The stories to appear on the remainder of the 75 new signs will be announced over the coming months as the signs are installed.
The provincial map of Stop of Interest sign locations will be updated as new signs are added, at: http://engage.gov.bc.ca/stopsofinterest/
A backgrounder follows.
Media RelationsGovernment Communications and Public Engagement
Ministry of Transportation and Infrastructure
The Secwepemc have provided the following information on the Sts’xum monument:
Sts’xum Monument is a modern day Coyote Marker to honour Secwepemc ancestors within “Secwépemc Cradle of Civilization” in the area during the Trans-Canada Highway 1 expansion. The rock sculptures were created by local Secwépemc artists.
Secwepemc History of Sts’xum (Miner’s Bluff) is ancient and pre-dates current archaeological academia. Sts’xum means “peel bark” in the Secwepemc language. The mouth of Monte Creek, a major camping area on south side of South Thompson River, is identified as a place where Saskatoon berries were picked. Early maps of the area indicate a trail along the South Thompson proceeding from Kamloops eastward to the vicinity of Monte Creek. Just east of the creek mouth, near the intersection of highways 1 and 97 this trail turned southward towards Westwold.
A pithouse depression (no longer visible) indicated the site of an ‘old Indian village’ located in an area very close to Rocky Point Bluff (removed during highway expansion) which is located on the south side of the South Thompson about two miles east of the intersection of Highways 1 and 97.
2012 Archaeological Impact Assessments indicate this site was in continuous use for over 9,500 years, and as recent as the previous generation whom travelled by horse and wagon, camping overnight at this spot with their families, on their way to Kamloops.
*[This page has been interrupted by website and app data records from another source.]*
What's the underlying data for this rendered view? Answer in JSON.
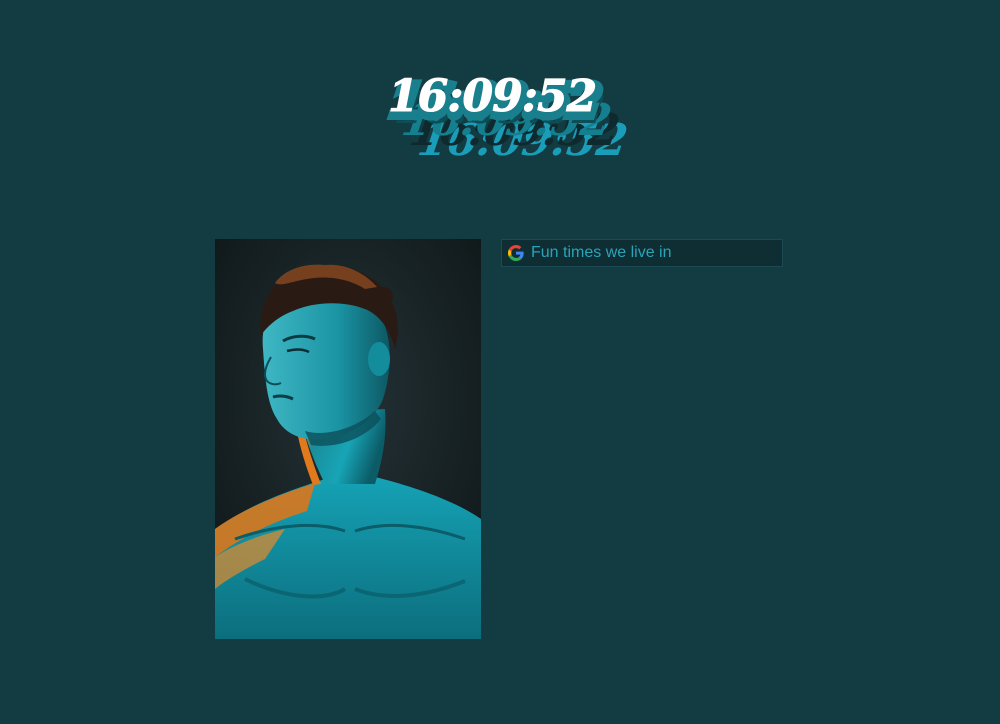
{
  "clock": {
    "time": "16:09:52"
  },
  "photo": {
    "alt": "Portrait of a shirtless man lit with teal and orange light"
  },
  "search": {
    "icon": "google-icon",
    "placeholder": "Fun times we live in",
    "value": ""
  },
  "colors": {
    "background": "#133b42",
    "accent": "#1aa3bf",
    "search_text": "#2aa3b8"
  }
}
Chief Judy Wilson of Skat’sin (Neskonlith), former Chief Robin Billy of Adams Lake Band, Chief Wayne Christian of Splatsin, Chief Oliver Arnouse of Little Shuswap Lake Band, Councilor Rosalita Pascal of Shuswap Band, and Transportation and Infrastructure Minister Todd Stone commemorated the ancestral finds and unveiled the Sts’xum Monument with Secwepemc people and Elders on June 17, 2016.